■ EXERCISE AIM:
Show every line in the entries below where the word "size" appears.

"""

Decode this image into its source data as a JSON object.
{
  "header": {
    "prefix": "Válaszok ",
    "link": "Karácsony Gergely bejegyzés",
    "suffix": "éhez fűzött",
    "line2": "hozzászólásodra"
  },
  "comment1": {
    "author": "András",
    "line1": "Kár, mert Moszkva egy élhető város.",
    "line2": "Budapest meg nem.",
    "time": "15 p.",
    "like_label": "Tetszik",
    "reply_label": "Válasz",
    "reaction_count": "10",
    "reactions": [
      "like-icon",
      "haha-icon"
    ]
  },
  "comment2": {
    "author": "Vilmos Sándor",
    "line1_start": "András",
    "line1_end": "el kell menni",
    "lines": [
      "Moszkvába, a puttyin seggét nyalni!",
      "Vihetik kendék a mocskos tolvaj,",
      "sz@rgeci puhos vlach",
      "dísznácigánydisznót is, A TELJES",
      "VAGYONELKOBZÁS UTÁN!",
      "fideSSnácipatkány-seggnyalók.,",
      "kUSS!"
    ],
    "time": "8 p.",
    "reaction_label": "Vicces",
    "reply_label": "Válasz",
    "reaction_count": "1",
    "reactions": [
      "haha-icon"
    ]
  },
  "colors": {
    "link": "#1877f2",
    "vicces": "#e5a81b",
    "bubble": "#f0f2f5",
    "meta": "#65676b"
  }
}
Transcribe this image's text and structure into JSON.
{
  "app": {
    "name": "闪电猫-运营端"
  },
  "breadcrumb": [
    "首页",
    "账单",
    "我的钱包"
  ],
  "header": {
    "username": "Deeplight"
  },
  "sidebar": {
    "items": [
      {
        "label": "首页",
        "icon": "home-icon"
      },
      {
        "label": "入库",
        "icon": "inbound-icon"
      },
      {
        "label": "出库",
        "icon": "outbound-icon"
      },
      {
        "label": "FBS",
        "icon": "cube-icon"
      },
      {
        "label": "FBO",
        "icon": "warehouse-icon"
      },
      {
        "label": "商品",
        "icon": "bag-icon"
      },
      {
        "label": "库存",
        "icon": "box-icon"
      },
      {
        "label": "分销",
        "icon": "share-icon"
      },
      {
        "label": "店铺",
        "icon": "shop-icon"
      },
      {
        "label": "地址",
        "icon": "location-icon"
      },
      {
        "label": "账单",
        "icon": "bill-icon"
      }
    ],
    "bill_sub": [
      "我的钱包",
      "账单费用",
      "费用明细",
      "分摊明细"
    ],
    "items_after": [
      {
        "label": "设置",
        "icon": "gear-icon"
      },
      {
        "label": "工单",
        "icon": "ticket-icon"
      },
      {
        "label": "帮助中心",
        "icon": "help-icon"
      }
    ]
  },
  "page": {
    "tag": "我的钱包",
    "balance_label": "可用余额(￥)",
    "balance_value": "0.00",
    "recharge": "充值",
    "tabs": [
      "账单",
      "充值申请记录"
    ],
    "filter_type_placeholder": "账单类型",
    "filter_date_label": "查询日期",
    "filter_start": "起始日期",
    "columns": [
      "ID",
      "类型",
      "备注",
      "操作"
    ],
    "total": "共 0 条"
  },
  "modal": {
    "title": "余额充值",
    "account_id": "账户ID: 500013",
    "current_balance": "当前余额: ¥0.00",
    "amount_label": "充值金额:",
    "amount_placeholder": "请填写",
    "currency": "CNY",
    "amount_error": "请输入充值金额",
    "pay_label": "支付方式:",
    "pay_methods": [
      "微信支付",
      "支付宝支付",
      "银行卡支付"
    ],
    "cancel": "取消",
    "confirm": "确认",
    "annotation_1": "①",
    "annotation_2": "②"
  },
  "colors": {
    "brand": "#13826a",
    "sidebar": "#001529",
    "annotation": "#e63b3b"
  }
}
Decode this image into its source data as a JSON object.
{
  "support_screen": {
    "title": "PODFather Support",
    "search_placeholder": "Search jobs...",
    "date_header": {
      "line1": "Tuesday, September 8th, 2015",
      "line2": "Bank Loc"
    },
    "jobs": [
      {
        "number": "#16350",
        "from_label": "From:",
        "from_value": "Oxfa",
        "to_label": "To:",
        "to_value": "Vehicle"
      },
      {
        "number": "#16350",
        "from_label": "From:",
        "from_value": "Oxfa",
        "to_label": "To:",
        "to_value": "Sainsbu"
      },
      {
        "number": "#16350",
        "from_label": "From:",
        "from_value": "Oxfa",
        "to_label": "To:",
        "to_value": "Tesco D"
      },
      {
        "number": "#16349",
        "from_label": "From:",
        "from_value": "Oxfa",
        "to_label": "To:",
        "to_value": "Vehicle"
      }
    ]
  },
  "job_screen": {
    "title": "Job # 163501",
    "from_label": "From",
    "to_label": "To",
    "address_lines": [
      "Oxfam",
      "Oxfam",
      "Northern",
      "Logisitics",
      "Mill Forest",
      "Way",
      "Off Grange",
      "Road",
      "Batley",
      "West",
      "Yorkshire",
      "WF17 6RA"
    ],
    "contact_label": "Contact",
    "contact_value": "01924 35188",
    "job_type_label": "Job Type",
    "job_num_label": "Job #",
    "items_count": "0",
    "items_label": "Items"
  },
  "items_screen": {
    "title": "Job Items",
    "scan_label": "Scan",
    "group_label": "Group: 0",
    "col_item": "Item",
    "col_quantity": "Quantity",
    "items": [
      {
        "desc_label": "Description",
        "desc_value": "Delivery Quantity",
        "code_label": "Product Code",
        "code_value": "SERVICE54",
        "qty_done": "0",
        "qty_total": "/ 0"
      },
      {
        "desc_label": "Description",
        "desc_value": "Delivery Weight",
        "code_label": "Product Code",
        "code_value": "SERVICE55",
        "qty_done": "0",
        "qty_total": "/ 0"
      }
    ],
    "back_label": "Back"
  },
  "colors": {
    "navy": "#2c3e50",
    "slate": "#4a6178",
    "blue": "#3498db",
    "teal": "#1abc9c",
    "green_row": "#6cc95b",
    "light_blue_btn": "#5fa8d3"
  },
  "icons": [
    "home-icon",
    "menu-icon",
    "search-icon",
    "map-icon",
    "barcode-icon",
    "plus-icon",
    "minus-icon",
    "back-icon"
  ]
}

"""
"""

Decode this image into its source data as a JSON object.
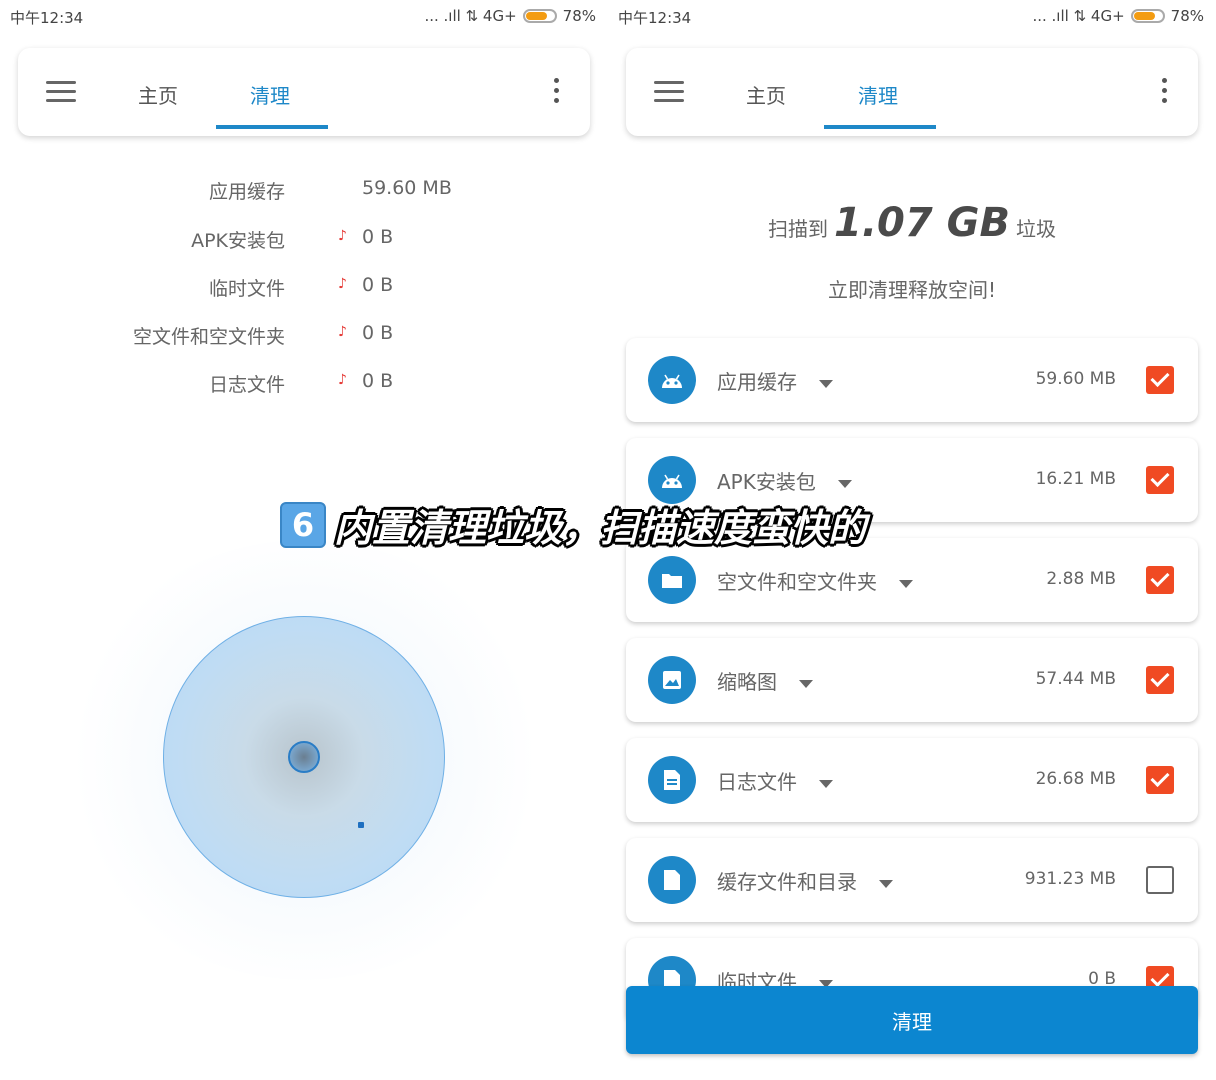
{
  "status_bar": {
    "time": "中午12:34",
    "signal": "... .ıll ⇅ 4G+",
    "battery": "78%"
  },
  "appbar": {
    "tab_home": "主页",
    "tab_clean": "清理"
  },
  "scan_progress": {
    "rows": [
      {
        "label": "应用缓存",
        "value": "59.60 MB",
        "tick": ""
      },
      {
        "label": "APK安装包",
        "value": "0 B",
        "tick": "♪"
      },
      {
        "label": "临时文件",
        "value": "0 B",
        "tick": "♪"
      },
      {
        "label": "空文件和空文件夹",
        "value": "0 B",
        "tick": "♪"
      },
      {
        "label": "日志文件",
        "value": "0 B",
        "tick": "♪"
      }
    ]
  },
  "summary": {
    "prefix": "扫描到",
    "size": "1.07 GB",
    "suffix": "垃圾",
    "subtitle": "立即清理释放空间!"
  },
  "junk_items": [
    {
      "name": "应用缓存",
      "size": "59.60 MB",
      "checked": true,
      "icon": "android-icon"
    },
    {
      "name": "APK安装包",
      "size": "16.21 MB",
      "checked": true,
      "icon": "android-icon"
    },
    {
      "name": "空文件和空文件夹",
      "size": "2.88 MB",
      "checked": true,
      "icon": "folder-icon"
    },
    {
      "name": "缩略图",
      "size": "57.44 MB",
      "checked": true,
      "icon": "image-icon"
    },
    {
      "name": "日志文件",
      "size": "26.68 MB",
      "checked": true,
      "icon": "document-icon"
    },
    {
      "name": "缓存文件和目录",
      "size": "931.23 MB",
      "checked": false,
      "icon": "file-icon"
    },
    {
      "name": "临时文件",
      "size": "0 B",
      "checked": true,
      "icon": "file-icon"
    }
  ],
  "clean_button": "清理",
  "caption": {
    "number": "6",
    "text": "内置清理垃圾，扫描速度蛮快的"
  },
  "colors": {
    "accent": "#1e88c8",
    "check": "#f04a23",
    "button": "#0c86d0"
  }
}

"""
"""

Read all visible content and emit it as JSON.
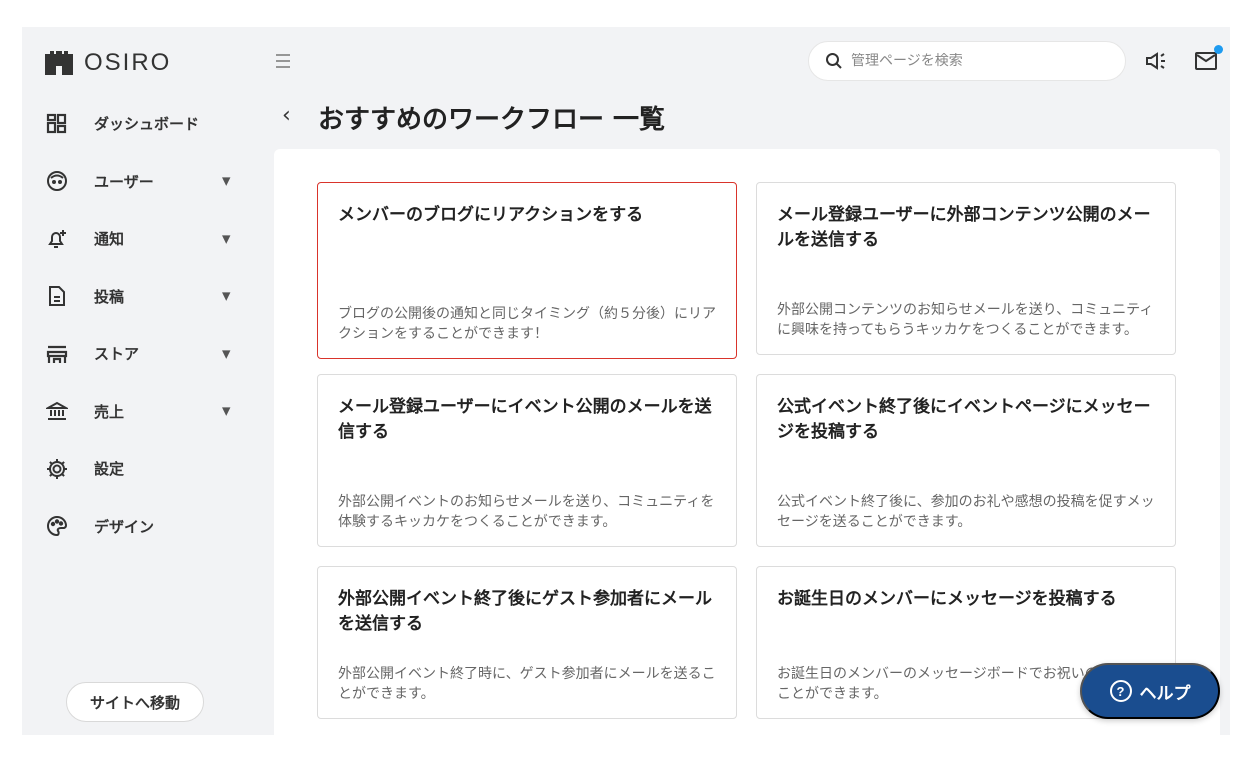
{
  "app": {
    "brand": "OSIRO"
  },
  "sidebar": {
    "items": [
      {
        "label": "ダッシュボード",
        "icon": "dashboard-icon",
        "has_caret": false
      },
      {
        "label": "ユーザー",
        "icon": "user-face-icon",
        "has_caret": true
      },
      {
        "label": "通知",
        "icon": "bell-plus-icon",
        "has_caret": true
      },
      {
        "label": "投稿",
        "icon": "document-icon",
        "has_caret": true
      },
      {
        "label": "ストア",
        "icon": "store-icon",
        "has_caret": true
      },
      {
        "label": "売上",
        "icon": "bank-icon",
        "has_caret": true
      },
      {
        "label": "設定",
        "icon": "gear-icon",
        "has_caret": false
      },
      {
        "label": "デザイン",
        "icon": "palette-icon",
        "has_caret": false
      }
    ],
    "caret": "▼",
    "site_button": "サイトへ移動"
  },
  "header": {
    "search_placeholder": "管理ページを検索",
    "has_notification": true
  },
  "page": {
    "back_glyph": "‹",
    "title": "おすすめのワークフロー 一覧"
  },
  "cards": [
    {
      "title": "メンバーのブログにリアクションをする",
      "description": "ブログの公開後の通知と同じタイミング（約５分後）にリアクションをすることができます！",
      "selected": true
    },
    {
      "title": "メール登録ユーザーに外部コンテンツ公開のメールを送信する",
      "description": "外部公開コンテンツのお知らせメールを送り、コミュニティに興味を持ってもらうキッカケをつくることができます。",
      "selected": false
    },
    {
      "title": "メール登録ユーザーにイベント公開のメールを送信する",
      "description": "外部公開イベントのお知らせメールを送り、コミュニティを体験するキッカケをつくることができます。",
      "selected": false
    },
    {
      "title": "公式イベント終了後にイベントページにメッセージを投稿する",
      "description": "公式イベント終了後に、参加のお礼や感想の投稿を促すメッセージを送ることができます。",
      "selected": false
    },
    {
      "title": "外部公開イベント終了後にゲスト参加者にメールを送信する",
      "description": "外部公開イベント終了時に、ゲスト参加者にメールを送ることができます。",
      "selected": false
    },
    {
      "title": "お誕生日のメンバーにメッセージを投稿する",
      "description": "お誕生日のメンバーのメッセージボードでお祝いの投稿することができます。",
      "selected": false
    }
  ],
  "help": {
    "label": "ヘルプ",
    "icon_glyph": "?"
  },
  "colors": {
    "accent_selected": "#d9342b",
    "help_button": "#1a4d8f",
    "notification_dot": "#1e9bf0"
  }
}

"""

■ COMPLETED TASK:
    "size": "1.07 GB",
      "size": "59.60 MB",
      "size": "16.21 MB",
      "size": "2.88 MB",
      "size": "57.44 MB",
      "size": "26.68 MB",
      "size": "931.23 MB",
      "size": "0 B",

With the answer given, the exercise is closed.